“Ten years ago, Deutsche Bank was a powerhouse ... that is simply not the case now.”
At Deutsche’s US operations, the mood is particularly grim. It is widely believed that the bank will make cuts to its American trading businesses; in the meantime, its more profitable competitors are looking to pick off the best staff.
With nerves on edge, the bank is trying to stop the rot. On Wednesday, it publicly denied a Bloomberg report which claimed 20 percent of US staff faced the axe. The US corporate finance division has announced the closure of its energy team, costing 70 jobs worldwide, but it has also confirmed seven teams which would be unaffected by the changes.
In London, the prospect of Brexit adds another layer of uncertainty, with local staff expecting sweeping job cuts. Even in Germany, where its employees are more loyal, younger recruits are increasingly regarded as poachable. “You get the feeling that the bank isn’t moving forward and your career prospects are limited,” says one former employee.
Keeping younger staff is all the more important since Deutsche finds it increasingly difficult to attract talent from competitors. “Ten years ago, Deutsche Bank was a powerhouse in London and by far the biggest European bank in New York,” said Paul Webster, North America boss of Page Executive, a headhunting firm. “That is simply not the case now.”

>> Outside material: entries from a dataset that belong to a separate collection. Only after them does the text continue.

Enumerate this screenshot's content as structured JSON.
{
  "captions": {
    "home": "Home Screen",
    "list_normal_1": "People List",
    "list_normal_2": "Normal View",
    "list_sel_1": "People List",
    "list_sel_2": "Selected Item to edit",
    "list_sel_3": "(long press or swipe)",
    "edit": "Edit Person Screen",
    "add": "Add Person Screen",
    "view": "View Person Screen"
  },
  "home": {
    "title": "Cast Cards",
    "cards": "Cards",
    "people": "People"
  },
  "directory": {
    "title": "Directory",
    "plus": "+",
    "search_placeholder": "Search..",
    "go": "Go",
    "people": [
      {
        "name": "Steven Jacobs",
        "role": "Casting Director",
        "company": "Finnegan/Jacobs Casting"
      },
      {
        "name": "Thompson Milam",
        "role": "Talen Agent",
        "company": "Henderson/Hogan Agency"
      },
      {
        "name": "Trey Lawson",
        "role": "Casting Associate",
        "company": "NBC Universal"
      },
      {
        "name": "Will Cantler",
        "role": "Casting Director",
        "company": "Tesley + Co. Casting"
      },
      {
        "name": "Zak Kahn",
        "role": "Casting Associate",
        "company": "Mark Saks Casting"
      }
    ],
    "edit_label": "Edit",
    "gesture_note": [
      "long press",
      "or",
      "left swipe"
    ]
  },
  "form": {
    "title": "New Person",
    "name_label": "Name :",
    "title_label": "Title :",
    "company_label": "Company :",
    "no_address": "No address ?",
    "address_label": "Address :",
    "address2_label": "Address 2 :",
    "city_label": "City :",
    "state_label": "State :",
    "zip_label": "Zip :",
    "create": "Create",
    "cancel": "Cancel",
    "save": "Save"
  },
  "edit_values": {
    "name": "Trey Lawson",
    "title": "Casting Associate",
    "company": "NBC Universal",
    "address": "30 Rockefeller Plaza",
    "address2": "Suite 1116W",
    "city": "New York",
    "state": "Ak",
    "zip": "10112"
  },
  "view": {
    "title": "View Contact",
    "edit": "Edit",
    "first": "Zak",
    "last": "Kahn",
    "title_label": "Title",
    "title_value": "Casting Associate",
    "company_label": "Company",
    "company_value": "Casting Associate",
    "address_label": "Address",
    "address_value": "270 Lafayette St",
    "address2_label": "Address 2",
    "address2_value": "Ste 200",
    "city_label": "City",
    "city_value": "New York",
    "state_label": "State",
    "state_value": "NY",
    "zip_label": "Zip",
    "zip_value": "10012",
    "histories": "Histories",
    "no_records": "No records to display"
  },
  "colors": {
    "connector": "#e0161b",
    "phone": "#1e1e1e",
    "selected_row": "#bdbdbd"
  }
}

Yasmin Osman is a financial editor with Handelsblatt’s banking team in Frankfurt. Astrid Dörner and Carsten Volkery are correspondents in New York and London respectively. Jeremy Gray contributed to this story. Brían Hanrahan adapted it into English for Handelsblatt Global. To contact the authors: email@example.com, firstname.lastname@example.org, email@example.com